“I was drawn to storytelling,” said Kary Antholis ’84, who contributed to the Orient and, after a long career at HBO, founded Crime Story Media. “I was interested in literature and took a lot of literature courses—I wanted to really understand storytelling through journalism, but also through literature.”
“In a way, I never really ended my honors project,” added Linda Kinstler ’13, who wrote a thesis for her English major. A former editor-in-chief of the Orient, she is now an award-winning journalist whose articles have appeared in The Economist, The New York Times, The Washington Post, The Atlantic, and elsewhere. She is also a PhD candidate in rhetoric at University of California–Berkeley.
While Orient alumni have gone on to become expert beat reporters, or to ascend the masthead at prominent national newspapers, many believe that the fundamentals they picked up at the newspaper gave them a head start when they began their first jobs.
“The Orient was a really foundational way for me to build skills.
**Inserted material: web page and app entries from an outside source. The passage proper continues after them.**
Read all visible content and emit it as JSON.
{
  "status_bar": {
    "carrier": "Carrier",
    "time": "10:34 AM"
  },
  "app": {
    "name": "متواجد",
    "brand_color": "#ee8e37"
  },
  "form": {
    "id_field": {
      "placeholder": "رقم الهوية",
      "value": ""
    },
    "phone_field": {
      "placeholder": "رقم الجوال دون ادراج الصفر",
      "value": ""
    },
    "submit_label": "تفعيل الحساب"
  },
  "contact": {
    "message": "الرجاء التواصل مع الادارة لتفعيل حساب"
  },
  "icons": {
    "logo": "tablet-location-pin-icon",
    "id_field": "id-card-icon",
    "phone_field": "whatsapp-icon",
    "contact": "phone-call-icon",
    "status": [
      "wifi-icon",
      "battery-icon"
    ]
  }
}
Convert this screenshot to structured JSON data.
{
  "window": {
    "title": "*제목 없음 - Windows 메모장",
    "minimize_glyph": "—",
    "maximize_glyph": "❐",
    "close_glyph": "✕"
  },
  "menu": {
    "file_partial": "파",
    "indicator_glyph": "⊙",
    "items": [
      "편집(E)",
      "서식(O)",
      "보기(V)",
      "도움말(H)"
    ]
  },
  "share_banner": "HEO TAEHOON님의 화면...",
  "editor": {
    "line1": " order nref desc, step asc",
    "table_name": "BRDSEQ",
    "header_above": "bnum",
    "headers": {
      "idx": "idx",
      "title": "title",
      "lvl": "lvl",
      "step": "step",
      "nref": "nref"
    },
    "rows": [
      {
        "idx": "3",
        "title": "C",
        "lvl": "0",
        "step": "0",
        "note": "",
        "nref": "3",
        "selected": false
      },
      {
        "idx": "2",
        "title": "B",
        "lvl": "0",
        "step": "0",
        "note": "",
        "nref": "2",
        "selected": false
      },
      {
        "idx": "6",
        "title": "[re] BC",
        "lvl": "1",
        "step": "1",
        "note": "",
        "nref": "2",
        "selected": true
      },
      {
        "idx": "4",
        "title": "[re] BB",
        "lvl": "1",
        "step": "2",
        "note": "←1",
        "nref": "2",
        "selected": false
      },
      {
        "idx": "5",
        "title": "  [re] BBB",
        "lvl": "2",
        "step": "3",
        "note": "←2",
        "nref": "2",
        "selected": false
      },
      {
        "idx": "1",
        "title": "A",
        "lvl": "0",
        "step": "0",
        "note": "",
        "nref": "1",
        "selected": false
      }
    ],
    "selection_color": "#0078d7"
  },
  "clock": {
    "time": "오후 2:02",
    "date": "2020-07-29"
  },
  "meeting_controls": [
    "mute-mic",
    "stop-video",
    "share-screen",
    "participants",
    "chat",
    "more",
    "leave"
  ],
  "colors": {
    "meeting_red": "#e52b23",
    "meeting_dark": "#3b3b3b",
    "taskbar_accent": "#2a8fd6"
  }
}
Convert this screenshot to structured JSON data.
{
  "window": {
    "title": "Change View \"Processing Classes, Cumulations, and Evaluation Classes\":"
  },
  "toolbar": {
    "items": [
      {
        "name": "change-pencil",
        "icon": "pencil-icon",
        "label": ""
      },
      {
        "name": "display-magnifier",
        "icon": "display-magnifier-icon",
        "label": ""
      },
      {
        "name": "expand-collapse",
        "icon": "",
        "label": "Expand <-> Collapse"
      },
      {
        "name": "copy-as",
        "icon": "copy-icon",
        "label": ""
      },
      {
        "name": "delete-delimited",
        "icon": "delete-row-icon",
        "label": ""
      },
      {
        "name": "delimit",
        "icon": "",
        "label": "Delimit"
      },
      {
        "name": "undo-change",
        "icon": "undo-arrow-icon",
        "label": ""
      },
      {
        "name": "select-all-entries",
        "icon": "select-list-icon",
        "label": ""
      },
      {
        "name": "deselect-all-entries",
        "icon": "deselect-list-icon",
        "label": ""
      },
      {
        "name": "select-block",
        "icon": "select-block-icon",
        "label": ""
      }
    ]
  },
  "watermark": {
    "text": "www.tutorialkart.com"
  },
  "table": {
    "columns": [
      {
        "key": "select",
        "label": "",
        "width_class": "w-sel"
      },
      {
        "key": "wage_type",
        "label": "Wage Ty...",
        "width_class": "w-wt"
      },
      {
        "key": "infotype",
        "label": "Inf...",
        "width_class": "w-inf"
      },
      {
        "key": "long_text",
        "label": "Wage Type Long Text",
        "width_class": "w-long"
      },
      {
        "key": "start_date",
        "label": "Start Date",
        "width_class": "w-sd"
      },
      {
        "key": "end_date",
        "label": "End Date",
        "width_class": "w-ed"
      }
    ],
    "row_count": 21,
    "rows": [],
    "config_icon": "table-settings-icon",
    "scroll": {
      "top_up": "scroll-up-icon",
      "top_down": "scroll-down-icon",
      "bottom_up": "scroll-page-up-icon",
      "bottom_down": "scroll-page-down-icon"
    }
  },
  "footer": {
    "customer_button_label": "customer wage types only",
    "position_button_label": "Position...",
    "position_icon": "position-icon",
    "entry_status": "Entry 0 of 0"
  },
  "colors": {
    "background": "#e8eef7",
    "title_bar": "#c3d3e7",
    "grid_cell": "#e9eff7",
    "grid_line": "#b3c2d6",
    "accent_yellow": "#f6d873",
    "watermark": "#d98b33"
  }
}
The fact that we were doing this paper every week, very much independently, forced me to learn,” Walder said. “When I left Bowdoin, there was plenty more to learn in the ‘real world,’ but I had built up skills from the Orient that were certainly helpful right away.”
“Questions about how you write a good lede or what's the theme—those basic questions are common throughout your career,” said James Hertling ’83, former Orient editor-in-chief and current senior editor at Bloomberg Opinion, based in London.
Craig Giammona '02, former Orient contributor and a current team leader at Bloomberg News, believes that practicing journalism at a liberal arts college amplified his preparedness for post-graduate life.
“When I think back on Bowdoin, it really taught me how to think critically, analyze information quickly, and express myself, both written and verbally, to different people,” he said. “Any good journalist is really an extension of a liberal arts education, where you have to be open-minded and curious about the world.”
Launier argues that working for the Orient in conjunction with taking academic classes and participating in extracurricular experiences spurred her to develop attributes that would have served her in many industries, but which hold a special significance in journalism.
“I think Bowdoin helped instill in me a level of confidence, and humility, to arrive at a place I’ve never been to before,” Launier said, adding, “in my opinion, there is nothing more important in journalism than curiosity.”
While these alumni are scattered across the country and the world, their commitment to truthful storytelling, their fond memories of their first journalism gig at the Orient, and their gratitude for their professional trajectories are largely consistent through their testimonials.
“I’ve been so lucky, and also worked incredibly hard, to have one of the most truly fun careers I ever could have imagined,” Launier said. “I’ve had the time of my life having adventures with unforgettable people and creatures. And it all started at Bowdoin!”